Written by SEWI-ATD Guest Blogger, Matthew Meuleners, Leadership Trainer and Consultant at FOCUS Training, and SEWI-ATD President-Elect.
A manager I meet with regularly called me to vent this morning.
"I give up. This new tech I hired is just not getting it. I've showed him again and again, but he keeps making the same mistakes. How do I get through to him?"
This frustration is common among managers and leaders everywhere. We want our people to succeed... and the work to get done well.
If you find yourself in this scenario, start by asking some clarifying questions:
A "no" to any of these questions does not mean there isn't a problem to overcome. However, it is a different problem than the one we are discussing here. The process of coaching an employee to reduce and eventually eliminate repeated errors is challenging because it typically combines two forces that the leader needs to impact:
1. How the employee learns
Sometimes the root cause of repeated mistakes is exactly what we like to assume - they aren't getting it. Before you blame the learner, take a hard look at how you are attempting to teach the process. If you just sat down and told them how to do it, you delivered the equivalent of a lecture. Learning experts will tell you this is one of the least effective teaching methods, particularly when teaching an individual a complex task. Instead, try talking it through, then modeling it for them to observe, and then asking them to try it while you observe. Follow that up with a bit of Q&A. This is a greater investment of time, but makes it much less likely that you will have to go through it again. In the end, you will save time (and anxiety) with a more robust teaching approach.
If you are exhausted by having to repeat yourself about how to do a process correctly for the third or fourth time, consider that this might also be part of the problem. If your teaching approach didn't connect with them last time, simply repeating yourself is unlikely to move the needle now. Try mixing up your teaching approach – a sample project, a case study, a new voice, or a round of shadowing another employee are all possibilities.
2. How the employee is motivated

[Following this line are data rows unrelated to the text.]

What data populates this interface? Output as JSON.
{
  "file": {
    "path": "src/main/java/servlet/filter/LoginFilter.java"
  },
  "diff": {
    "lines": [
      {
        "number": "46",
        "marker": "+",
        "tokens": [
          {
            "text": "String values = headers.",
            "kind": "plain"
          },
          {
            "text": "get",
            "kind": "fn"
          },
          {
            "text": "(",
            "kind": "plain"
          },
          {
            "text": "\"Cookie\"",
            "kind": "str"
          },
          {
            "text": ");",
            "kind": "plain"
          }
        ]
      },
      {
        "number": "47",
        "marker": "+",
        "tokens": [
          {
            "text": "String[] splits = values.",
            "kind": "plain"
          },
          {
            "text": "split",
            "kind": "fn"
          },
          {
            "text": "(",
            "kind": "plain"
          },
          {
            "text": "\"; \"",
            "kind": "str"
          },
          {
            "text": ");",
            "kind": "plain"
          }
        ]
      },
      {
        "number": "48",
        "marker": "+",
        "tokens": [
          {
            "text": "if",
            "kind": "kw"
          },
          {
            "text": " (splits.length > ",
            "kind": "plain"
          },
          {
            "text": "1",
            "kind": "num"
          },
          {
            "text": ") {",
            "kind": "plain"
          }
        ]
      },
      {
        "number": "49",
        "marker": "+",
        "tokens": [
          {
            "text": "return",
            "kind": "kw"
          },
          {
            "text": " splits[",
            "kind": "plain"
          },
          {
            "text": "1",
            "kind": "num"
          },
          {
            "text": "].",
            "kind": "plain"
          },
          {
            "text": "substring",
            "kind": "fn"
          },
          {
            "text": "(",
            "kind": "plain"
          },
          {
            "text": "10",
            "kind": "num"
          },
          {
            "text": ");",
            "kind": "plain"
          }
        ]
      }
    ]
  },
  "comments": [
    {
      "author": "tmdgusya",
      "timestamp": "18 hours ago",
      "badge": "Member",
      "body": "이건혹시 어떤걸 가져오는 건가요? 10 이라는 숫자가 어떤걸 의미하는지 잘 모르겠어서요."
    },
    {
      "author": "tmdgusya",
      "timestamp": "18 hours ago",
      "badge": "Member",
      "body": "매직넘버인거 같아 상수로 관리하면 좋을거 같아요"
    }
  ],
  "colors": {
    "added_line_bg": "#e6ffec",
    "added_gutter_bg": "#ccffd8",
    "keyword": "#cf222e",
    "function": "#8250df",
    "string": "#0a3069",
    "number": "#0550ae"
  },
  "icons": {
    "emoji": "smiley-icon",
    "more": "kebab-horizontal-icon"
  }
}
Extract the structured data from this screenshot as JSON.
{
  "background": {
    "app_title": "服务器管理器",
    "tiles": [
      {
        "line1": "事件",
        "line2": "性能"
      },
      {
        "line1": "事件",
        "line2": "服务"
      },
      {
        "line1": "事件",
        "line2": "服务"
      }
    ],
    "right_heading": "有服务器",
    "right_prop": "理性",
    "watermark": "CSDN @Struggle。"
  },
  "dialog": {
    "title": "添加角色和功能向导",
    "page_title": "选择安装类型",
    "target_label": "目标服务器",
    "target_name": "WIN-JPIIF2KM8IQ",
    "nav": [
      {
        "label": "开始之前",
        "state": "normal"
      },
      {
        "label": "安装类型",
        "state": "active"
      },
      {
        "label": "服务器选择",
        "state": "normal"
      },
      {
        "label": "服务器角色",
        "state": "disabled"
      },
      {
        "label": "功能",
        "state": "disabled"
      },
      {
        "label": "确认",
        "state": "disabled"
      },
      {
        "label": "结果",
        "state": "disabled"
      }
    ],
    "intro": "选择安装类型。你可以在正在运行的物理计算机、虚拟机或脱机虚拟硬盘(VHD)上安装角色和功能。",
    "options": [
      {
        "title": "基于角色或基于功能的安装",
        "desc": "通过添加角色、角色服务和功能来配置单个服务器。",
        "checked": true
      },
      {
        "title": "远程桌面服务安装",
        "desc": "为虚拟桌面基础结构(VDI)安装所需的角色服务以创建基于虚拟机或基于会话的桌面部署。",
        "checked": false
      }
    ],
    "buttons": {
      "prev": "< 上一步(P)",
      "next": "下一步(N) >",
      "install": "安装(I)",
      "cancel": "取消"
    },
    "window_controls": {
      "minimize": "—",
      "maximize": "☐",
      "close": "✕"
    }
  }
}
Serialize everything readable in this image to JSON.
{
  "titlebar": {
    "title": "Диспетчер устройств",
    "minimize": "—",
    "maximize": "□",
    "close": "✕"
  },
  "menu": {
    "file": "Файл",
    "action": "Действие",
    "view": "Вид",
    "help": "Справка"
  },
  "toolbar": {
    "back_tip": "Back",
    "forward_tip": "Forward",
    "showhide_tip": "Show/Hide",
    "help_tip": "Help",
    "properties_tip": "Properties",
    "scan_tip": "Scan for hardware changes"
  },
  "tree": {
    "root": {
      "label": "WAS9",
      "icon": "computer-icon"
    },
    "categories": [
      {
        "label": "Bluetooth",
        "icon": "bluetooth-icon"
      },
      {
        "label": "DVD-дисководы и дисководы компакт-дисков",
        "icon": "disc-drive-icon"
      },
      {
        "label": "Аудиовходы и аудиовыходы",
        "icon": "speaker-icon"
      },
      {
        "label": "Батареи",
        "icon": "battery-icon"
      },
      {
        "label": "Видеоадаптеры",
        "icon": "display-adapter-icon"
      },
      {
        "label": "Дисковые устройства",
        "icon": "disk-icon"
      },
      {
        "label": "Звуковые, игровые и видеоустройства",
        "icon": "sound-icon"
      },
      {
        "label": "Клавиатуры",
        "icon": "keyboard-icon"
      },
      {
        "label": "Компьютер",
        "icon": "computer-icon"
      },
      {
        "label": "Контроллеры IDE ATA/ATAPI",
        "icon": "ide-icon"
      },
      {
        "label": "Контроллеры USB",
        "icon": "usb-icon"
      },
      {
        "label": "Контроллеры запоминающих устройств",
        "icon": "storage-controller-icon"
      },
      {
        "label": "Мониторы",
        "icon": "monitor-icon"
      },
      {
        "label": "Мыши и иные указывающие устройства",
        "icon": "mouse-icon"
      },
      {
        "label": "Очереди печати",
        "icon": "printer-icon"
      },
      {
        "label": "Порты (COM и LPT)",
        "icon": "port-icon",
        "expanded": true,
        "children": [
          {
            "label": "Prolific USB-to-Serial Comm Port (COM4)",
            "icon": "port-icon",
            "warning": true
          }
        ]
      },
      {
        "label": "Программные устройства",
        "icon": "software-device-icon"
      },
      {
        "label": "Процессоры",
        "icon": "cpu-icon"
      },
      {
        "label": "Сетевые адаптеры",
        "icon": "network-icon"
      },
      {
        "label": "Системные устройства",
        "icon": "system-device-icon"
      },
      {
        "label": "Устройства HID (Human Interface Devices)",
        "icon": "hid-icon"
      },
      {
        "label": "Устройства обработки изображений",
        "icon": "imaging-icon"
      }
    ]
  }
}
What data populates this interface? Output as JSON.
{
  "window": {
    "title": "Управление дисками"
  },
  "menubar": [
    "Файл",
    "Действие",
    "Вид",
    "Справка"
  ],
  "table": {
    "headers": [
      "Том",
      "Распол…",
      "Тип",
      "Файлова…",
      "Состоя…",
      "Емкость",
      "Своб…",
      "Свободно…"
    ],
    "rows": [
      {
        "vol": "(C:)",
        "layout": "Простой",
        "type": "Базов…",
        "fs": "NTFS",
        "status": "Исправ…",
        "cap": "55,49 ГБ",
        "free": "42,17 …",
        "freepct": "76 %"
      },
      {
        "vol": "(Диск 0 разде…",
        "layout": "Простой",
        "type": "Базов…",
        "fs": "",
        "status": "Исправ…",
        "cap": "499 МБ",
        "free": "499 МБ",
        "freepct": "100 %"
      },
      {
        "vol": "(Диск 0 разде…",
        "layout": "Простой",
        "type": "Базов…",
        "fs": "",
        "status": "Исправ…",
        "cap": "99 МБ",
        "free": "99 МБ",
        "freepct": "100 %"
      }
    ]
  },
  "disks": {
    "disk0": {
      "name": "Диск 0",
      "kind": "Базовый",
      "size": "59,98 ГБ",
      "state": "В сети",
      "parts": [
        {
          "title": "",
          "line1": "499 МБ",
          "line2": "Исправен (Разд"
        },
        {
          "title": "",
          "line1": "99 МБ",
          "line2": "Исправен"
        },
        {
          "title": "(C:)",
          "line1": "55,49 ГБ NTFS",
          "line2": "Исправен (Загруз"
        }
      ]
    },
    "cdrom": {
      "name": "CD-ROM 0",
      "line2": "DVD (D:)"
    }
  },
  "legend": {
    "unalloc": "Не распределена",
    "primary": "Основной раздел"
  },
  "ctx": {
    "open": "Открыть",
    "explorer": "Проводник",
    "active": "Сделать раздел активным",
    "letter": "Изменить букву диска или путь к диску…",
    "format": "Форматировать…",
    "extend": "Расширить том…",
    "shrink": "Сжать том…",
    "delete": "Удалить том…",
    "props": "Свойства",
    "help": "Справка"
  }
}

There are times when the barrier to improvement is not skill but desire. When an employee knows how to do the task properly, but continues to make the same errors, a skilled manager will look to the drivers of motivation. What sorts of forces help the employee to make progress in other areas, and how can you apply them here? This could mean something as simple as asking to see a preliminary report before they complete the task, which adds some personal accountability earlier in the process. This could also mean walking the employee through the impact that their mistakes are having on their coworkers, which connects their results to a social force.
In these cases when the error is really stemming from a lack of care (or self-awareness), motivating the employee to invest extra thought in the process is key. Leaders should remove as many barriers as possible to help. For example, limiting distractions or conflicting priorities for the employee on the day when that process needs to be their focus.
These are just two considerations to help an employee learn from and eliminate errors in their work. Like any performance issue, the willingness of a manager to patiently coach is a significant factor. Take a deep breath, think about your approach, and try again.
What other factors have you tackled in your experience coaching others to overcome a repeated error?
About the Author
Matt Meuleners has more than 18 years of experience as a Talent Development professional. He is a leadership trainer who is known for his ability to drill into an organization’s challenges. As Executive Partner with FOCUS Training, Matt focuses on corporate leadership and new product development. His specialties are: Training program design and delivery, consulting on leadership development and training, development of corporate mentoring programs, training audits, presentation skills coaching.
Matt holds an MBA from the University of Wisconsin, Milwaukee, School of Business Administration.